Component data from apps and pages:
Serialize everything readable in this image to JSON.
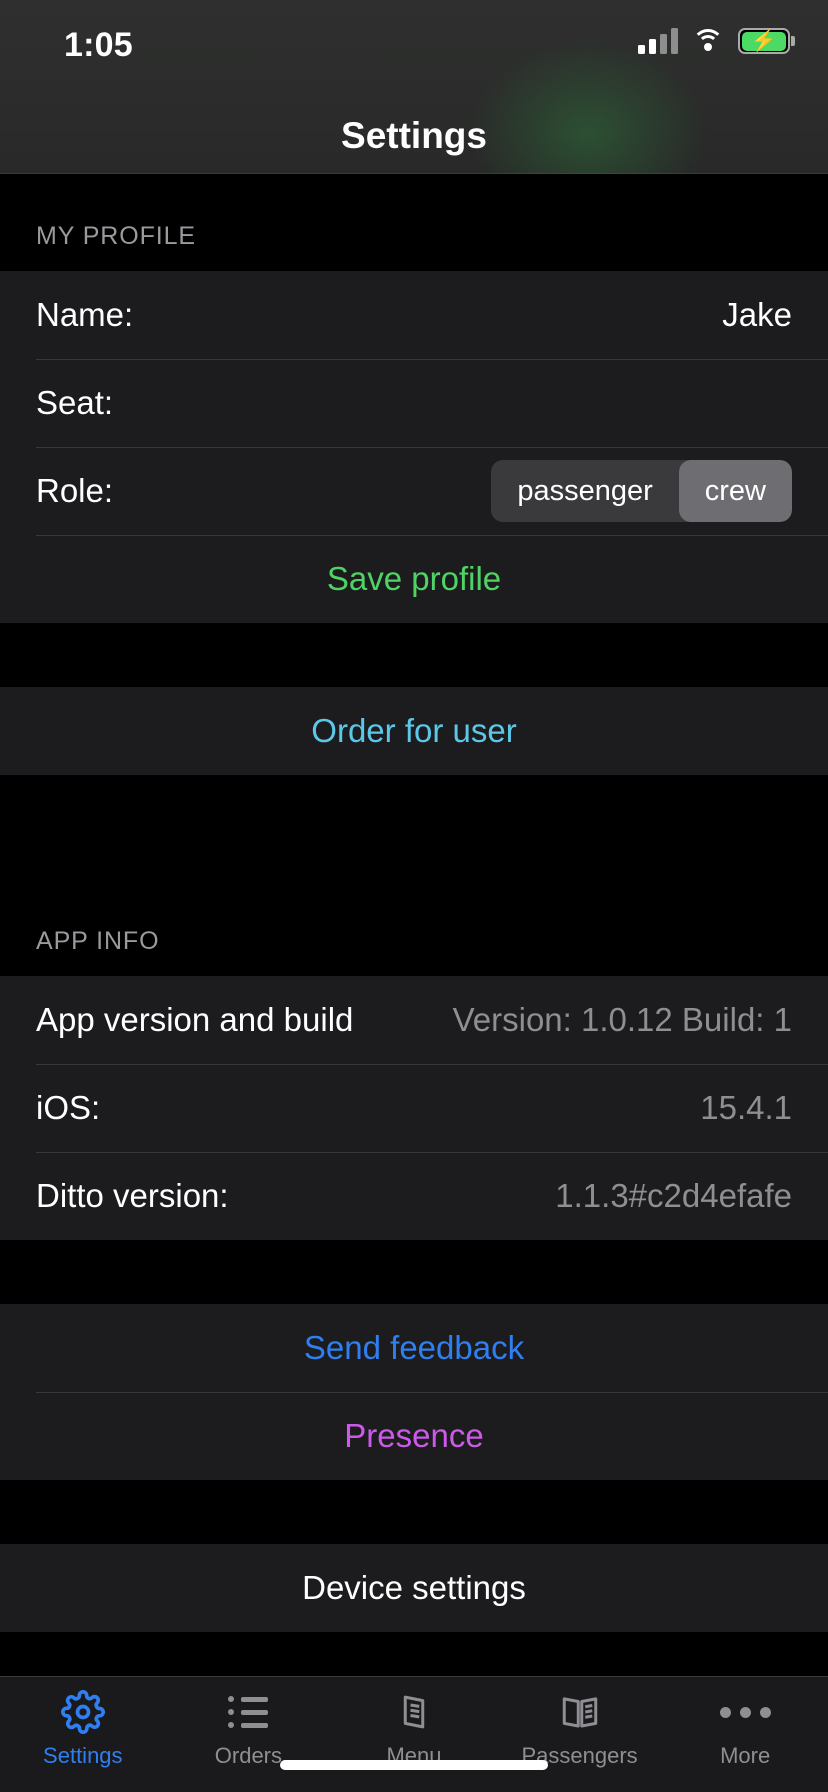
{
  "status_bar": {
    "time": "1:05",
    "cellular_icon": "cellular-signal-icon",
    "wifi_icon": "wifi-icon",
    "battery_icon": "battery-charging-icon",
    "battery_color": "#4cd964"
  },
  "nav": {
    "title": "Settings"
  },
  "profile": {
    "header": "MY PROFILE",
    "name_label": "Name:",
    "name_value": "Jake",
    "seat_label": "Seat:",
    "seat_value": "",
    "role_label": "Role:",
    "role_options": [
      "passenger",
      "crew"
    ],
    "role_selected": "crew",
    "save_label": "Save profile",
    "save_color": "#4fd365"
  },
  "order": {
    "order_for_user_label": "Order for user",
    "order_color": "#5bc8e8"
  },
  "app_info": {
    "header": "APP INFO",
    "rows": [
      {
        "label": "App version and build",
        "value": "Version: 1.0.12 Build: 1"
      },
      {
        "label": "iOS:",
        "value": "15.4.1"
      },
      {
        "label": "Ditto version:",
        "value": "1.1.3#c2d4efafe"
      }
    ]
  },
  "actions": {
    "send_feedback_label": "Send feedback",
    "send_feedback_color": "#2f7ff0",
    "presence_label": "Presence",
    "presence_color": "#cc5ae8",
    "device_settings_label": "Device settings"
  },
  "tabbar": {
    "tabs": [
      {
        "label": "Settings",
        "icon": "gear-icon",
        "active": true
      },
      {
        "label": "Orders",
        "icon": "list-icon",
        "active": false
      },
      {
        "label": "Menu",
        "icon": "book-icon",
        "active": false
      },
      {
        "label": "Passengers",
        "icon": "book-open-icon",
        "active": false
      },
      {
        "label": "More",
        "icon": "ellipsis-icon",
        "active": false
      }
    ],
    "active_color": "#2f7ff0",
    "inactive_color": "#8e8e93"
  }
}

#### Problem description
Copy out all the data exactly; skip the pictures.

#### Final answer
Serialize everything readable in this image to JSON.
{
  "status_bar": {
    "time": "1:05",
    "cellular_icon": "cellular-signal-icon",
    "wifi_icon": "wifi-icon",
    "battery_icon": "battery-charging-icon",
    "battery_color": "#4cd964"
  },
  "nav": {
    "title": "Settings"
  },
  "profile": {
    "header": "MY PROFILE",
    "name_label": "Name:",
    "name_value": "Jake",
    "seat_label": "Seat:",
    "seat_value": "",
    "role_label": "Role:",
    "role_options": [
      "passenger",
      "crew"
    ],
    "role_selected": "crew",
    "save_label": "Save profile",
    "save_color": "#4fd365"
  },
  "order": {
    "order_for_user_label": "Order for user",
    "order_color": "#5bc8e8"
  },
  "app_info": {
    "header": "APP INFO",
    "rows": [
      {
        "label": "App version and build",
        "value": "Version: 1.0.12 Build: 1"
      },
      {
        "label": "iOS:",
        "value": "15.4.1"
      },
      {
        "label": "Ditto version:",
        "value": "1.1.3#c2d4efafe"
      }
    ]
  },
  "actions": {
    "send_feedback_label": "Send feedback",
    "send_feedback_color": "#2f7ff0",
    "presence_label": "Presence",
    "presence_color": "#cc5ae8",
    "device_settings_label": "Device settings"
  },
  "tabbar": {
    "tabs": [
      {
        "label": "Settings",
        "icon": "gear-icon",
        "active": true
      },
      {
        "label": "Orders",
        "icon": "list-icon",
        "active": false
      },
      {
        "label": "Menu",
        "icon": "book-icon",
        "active": false
      },
      {
        "label": "Passengers",
        "icon": "book-open-icon",
        "active": false
      },
      {
        "label": "More",
        "icon": "ellipsis-icon",
        "active": false
      }
    ],
    "active_color": "#2f7ff0",
    "inactive_color": "#8e8e93"
  }
}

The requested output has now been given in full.